It’s not the first time aspirin’s been linked to wellness and prevention: it’s been tied to lower rates of other cancer, is often recommended as heart attack prevention (and can be lifesaving when taken during a heart attack), and it’s been tied to lower rates of Alzheimer’s.
A new study found that those who took aspirin—dosage didn’t impact the results much—were 41% less likely to develop liver cancer, and 45% less likely to develop chronic liver disease than those who did not.
Unfortunately, those who have the most risk of developing liver cancer (people with Hepatitis and heavy drinkers) are at an increased risk of bleeds if they take aspirin regularly (plus—be careful about mixing over the counter drugs with any prescription drugs you may be taking). For everyone else, the risk is already low enough that the findings aren’t too helpful. The suggested follow up study aims to look at the cost-benefit of daily aspirin use for high-risk people.

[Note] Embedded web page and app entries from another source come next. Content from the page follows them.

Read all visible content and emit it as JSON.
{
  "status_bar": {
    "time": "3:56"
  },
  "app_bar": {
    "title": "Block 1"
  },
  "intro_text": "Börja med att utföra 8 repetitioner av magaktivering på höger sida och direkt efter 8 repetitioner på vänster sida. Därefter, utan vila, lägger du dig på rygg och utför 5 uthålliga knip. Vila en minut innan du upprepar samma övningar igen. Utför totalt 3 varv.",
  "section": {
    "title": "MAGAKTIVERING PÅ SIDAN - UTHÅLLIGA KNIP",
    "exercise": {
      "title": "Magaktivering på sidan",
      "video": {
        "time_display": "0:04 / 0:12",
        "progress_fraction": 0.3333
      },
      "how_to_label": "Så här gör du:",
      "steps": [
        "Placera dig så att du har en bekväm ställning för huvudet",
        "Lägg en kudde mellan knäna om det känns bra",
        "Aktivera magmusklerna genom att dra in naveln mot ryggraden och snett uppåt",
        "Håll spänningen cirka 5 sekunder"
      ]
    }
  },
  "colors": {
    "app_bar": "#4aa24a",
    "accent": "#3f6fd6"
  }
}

What’s notable, though, is that unlike for heart health, where daily use is sometimes recommended, for liver health the study doesn’t suggest you would need that much. Rather, if your doctor says it’s okay to take aspirin, you may want to make that your first choice in over the counter pain relief (other NSAIDS did not have the same level of liver cancer prevention, and acetaminophen/Tylenol is hard on the liver).
Of course, as with all studies of this nature, more research is needed. It’s hard to establish more than correlation, or even firmly fix correlation when there are so many factors! But given aspirin’s general track record, if you’re not at risk for bleeds, have your doctor’s permission, and need a pain reliever, it seems to be the best choice in terms of possible long term benefits. Alternately, focusing on an antioxidant rich diet might offer some of the same benefits!
What do you think? Do these studies overhype aspirin, or is it a useful, been-around-forever, (unpatented!) medicine?